* EXERCISE DATA:
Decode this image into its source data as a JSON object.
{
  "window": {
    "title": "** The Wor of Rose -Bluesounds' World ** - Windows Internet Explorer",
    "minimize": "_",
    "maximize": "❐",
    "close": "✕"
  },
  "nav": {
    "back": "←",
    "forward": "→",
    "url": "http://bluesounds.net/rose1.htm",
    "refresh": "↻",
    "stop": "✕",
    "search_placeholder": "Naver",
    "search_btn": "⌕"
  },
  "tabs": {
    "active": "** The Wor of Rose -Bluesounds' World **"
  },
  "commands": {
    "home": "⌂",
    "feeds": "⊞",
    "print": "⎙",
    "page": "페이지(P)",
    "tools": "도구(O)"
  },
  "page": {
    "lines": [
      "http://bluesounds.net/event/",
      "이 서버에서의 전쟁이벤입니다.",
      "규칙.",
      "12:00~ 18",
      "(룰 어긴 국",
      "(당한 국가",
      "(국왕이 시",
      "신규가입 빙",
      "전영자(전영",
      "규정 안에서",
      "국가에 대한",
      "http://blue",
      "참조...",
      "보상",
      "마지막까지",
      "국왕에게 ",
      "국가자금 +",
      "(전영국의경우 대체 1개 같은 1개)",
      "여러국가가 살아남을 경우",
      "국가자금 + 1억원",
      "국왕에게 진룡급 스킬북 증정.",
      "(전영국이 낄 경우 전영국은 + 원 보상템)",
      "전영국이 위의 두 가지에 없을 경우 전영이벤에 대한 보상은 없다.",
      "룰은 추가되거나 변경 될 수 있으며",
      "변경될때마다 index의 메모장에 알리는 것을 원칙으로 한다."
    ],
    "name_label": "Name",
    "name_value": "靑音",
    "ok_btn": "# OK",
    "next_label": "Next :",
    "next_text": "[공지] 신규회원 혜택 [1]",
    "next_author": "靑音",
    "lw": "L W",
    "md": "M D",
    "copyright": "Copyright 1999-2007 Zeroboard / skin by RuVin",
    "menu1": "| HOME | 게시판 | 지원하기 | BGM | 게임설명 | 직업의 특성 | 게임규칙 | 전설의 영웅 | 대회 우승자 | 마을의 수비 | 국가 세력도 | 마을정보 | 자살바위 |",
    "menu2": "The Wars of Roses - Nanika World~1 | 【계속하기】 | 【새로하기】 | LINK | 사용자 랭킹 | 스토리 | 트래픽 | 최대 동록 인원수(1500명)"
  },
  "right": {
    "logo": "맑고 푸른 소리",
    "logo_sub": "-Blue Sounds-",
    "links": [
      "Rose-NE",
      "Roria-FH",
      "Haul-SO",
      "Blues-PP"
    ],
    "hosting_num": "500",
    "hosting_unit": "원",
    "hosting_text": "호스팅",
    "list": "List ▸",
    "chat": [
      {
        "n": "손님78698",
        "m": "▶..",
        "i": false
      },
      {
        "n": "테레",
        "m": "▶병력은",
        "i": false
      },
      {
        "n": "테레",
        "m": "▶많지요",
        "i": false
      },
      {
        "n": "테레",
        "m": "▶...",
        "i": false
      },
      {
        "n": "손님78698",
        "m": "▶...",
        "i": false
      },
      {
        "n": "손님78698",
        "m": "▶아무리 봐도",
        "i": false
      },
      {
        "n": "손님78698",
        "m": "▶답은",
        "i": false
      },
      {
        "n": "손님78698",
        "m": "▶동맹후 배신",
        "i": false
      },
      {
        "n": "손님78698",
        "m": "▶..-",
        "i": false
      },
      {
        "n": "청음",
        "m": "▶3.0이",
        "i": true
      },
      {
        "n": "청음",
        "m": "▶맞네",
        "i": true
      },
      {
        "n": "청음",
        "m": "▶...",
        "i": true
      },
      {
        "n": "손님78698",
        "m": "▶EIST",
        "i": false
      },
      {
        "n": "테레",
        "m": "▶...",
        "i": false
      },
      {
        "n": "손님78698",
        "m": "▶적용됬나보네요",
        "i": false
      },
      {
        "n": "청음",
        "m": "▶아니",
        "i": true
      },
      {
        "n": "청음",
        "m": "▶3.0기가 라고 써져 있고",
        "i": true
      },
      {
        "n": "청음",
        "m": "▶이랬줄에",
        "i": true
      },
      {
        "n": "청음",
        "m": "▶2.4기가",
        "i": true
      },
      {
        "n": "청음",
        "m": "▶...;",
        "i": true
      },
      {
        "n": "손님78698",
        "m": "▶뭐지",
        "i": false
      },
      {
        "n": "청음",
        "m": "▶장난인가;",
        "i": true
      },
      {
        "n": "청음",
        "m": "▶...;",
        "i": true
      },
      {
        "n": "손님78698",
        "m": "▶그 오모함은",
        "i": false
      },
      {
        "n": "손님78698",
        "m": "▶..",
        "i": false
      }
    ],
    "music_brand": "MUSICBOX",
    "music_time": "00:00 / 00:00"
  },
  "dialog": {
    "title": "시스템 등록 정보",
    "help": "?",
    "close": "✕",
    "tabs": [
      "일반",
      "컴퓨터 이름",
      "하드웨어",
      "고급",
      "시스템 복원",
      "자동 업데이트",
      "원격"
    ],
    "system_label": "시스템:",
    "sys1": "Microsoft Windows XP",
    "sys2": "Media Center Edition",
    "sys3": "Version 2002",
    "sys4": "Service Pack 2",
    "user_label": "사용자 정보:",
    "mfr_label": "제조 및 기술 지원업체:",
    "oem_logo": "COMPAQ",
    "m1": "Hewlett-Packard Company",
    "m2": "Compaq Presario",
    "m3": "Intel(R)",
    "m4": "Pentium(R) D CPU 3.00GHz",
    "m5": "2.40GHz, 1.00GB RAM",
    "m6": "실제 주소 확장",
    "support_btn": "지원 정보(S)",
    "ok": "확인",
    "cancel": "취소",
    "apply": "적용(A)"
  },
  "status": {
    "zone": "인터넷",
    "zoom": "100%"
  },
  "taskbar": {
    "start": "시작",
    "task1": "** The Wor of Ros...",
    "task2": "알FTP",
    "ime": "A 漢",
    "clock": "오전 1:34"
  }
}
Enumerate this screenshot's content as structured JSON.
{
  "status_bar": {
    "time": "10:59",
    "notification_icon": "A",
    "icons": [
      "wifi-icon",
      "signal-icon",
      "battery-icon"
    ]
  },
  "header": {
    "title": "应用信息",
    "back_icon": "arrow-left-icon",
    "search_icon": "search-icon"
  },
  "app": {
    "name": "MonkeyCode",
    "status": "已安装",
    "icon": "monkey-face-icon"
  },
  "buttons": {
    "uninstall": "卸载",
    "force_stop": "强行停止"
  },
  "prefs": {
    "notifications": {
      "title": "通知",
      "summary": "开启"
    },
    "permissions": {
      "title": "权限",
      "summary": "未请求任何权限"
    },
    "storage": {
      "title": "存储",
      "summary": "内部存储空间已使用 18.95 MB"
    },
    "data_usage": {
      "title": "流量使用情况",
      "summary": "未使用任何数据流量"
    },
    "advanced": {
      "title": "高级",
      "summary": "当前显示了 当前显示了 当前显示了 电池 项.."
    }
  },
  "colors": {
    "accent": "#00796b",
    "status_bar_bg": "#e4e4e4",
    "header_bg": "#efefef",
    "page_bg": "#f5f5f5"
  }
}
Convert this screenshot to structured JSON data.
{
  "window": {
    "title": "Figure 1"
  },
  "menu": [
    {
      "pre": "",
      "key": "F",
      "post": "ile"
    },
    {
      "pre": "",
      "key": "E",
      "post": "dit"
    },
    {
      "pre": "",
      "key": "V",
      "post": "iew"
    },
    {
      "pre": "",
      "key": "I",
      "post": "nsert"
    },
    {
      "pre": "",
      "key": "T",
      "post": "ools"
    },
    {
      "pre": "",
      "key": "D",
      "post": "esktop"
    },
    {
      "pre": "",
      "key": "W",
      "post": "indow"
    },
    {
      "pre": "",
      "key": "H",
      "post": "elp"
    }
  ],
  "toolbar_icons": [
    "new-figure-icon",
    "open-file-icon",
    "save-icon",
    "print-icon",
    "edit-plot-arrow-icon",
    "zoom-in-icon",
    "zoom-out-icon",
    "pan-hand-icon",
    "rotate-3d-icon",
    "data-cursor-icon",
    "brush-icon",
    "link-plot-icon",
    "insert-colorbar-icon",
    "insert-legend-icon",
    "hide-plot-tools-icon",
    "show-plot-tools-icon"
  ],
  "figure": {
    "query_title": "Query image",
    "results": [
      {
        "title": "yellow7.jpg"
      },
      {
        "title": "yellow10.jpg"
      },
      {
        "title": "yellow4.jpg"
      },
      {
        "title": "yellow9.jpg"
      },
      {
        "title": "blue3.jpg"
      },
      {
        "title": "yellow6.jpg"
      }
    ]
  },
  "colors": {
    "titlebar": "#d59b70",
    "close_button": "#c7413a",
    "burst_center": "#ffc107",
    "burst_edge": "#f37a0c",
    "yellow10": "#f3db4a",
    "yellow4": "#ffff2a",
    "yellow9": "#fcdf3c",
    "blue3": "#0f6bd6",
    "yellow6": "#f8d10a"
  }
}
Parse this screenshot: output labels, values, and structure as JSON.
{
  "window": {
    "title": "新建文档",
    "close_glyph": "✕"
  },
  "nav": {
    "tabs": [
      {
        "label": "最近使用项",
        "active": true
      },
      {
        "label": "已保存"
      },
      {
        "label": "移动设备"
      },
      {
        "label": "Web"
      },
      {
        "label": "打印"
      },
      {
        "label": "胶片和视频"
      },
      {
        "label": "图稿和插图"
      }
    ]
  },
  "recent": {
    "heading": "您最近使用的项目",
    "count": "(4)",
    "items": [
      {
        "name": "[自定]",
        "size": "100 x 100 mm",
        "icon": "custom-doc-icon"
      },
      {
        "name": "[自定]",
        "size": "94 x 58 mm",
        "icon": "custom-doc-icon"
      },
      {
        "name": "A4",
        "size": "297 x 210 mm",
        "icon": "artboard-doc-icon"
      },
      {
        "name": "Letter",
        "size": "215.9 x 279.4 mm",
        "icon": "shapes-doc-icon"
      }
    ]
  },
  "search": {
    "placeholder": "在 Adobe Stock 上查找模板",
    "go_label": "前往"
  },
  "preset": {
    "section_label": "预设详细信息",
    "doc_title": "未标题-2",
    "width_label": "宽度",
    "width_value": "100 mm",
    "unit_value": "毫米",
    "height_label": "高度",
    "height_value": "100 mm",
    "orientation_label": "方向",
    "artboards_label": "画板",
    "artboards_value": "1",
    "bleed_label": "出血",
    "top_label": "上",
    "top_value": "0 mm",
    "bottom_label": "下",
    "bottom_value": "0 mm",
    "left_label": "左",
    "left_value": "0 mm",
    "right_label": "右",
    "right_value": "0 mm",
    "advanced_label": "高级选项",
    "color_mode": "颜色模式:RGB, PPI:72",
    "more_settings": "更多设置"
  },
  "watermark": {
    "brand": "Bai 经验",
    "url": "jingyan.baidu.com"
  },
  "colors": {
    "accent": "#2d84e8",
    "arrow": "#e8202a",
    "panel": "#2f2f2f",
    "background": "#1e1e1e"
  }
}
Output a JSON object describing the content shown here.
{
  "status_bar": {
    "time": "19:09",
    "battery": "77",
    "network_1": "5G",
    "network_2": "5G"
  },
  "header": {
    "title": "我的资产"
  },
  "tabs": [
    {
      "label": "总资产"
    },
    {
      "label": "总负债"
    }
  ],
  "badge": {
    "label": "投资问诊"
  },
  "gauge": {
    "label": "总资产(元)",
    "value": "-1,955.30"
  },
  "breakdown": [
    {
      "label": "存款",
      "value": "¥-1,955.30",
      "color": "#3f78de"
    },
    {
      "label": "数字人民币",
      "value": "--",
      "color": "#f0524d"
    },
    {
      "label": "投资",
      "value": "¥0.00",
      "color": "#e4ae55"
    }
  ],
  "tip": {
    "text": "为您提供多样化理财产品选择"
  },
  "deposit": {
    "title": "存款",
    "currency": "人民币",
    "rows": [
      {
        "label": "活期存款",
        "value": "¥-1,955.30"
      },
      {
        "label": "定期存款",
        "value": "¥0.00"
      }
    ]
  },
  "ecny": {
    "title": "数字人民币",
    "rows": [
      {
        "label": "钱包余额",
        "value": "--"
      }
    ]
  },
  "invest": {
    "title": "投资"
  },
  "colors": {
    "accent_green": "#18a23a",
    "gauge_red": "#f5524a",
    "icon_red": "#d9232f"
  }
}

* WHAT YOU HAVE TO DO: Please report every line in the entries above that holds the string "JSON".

* EXERCISE RESULT:
Decode this image into its source data as a JSON object.
Enumerate this screenshot's content as structured JSON.
Convert this screenshot to structured JSON data.
Parse this screenshot: output labels, values, and structure as JSON.
Output a JSON object describing the content shown here.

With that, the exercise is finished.